Task to complete
No pictures belong in the answer. Repeat all the entries exactly.

(Source records)

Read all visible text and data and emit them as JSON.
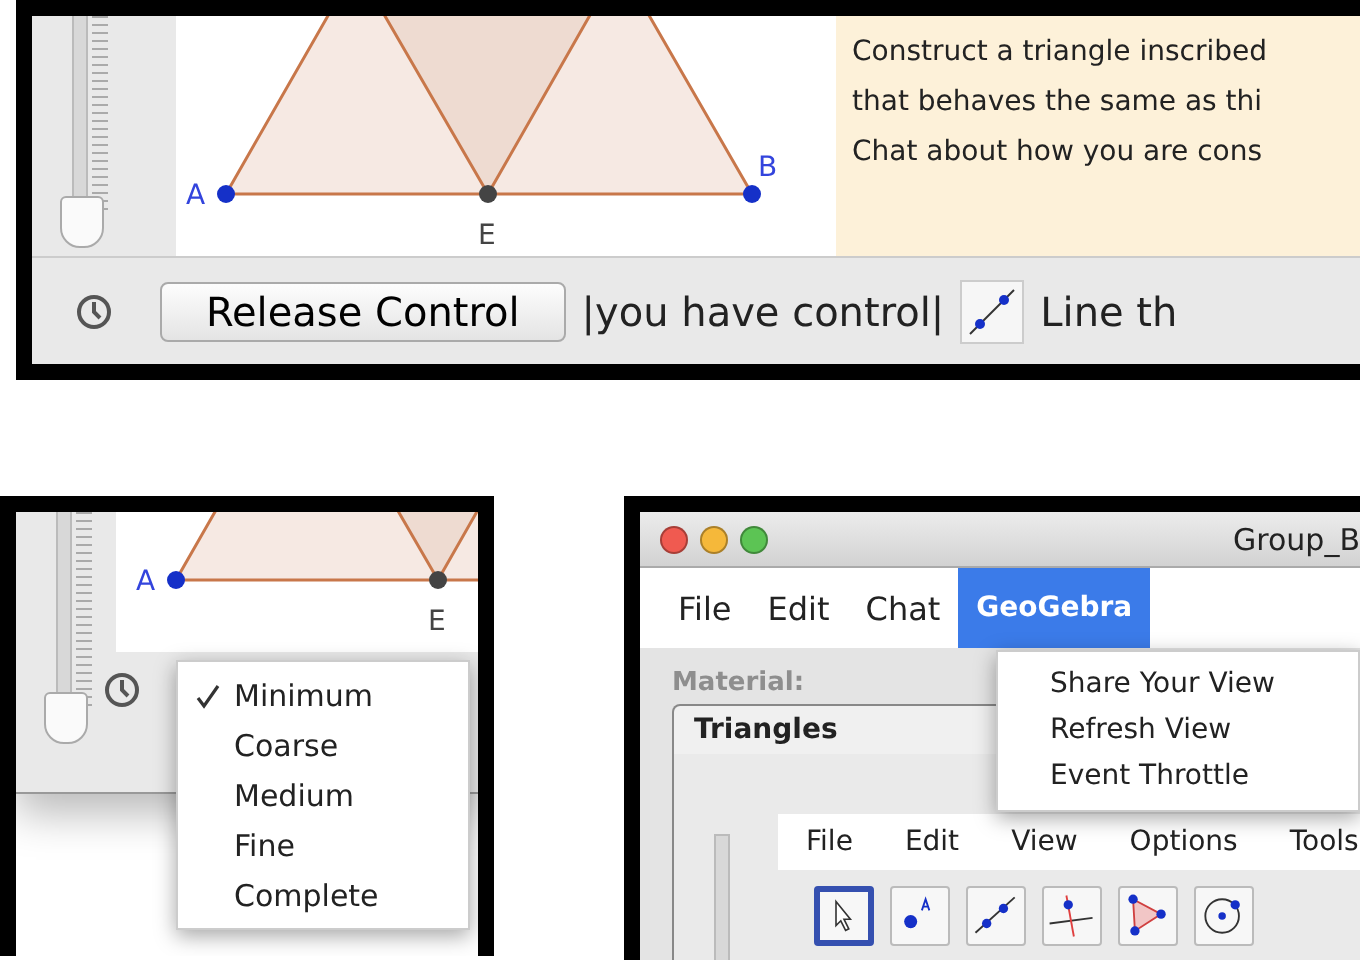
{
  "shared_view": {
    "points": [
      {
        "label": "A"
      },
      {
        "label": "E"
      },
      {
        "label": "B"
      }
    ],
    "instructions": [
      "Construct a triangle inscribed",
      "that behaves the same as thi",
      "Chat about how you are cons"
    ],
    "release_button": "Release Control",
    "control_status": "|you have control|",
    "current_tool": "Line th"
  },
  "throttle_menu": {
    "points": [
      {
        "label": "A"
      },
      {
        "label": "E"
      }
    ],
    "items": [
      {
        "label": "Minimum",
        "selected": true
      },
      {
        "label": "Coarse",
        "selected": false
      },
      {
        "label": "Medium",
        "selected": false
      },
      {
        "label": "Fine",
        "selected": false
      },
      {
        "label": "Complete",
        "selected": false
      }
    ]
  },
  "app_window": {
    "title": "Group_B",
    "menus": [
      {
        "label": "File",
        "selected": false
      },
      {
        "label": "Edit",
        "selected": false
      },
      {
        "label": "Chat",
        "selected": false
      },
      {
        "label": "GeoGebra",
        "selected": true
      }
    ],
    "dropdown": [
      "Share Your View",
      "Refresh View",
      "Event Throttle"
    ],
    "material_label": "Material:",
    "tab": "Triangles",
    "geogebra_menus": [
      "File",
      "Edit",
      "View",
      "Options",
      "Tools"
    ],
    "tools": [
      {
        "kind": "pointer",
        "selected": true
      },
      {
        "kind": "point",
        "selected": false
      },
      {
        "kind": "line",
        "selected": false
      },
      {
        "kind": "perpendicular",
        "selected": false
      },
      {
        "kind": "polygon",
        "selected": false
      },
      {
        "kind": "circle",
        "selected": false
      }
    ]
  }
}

Answer section
Read all visible text and data and emit them as JSON.
{
  "shared_view": {
    "points": [
      {
        "label": "A"
      },
      {
        "label": "E"
      },
      {
        "label": "B"
      }
    ],
    "instructions": [
      "Construct a triangle inscribed",
      "that behaves the same as thi",
      "Chat about how you are cons"
    ],
    "release_button": "Release Control",
    "control_status": "|you have control|",
    "current_tool": "Line th"
  },
  "throttle_menu": {
    "points": [
      {
        "label": "A"
      },
      {
        "label": "E"
      }
    ],
    "items": [
      {
        "label": "Minimum",
        "selected": true
      },
      {
        "label": "Coarse",
        "selected": false
      },
      {
        "label": "Medium",
        "selected": false
      },
      {
        "label": "Fine",
        "selected": false
      },
      {
        "label": "Complete",
        "selected": false
      }
    ]
  },
  "app_window": {
    "title": "Group_B",
    "menus": [
      {
        "label": "File",
        "selected": false
      },
      {
        "label": "Edit",
        "selected": false
      },
      {
        "label": "Chat",
        "selected": false
      },
      {
        "label": "GeoGebra",
        "selected": true
      }
    ],
    "dropdown": [
      "Share Your View",
      "Refresh View",
      "Event Throttle"
    ],
    "material_label": "Material:",
    "tab": "Triangles",
    "geogebra_menus": [
      "File",
      "Edit",
      "View",
      "Options",
      "Tools"
    ],
    "tools": [
      {
        "kind": "pointer",
        "selected": true
      },
      {
        "kind": "point",
        "selected": false
      },
      {
        "kind": "line",
        "selected": false
      },
      {
        "kind": "perpendicular",
        "selected": false
      },
      {
        "kind": "polygon",
        "selected": false
      },
      {
        "kind": "circle",
        "selected": false
      }
    ]
  }
}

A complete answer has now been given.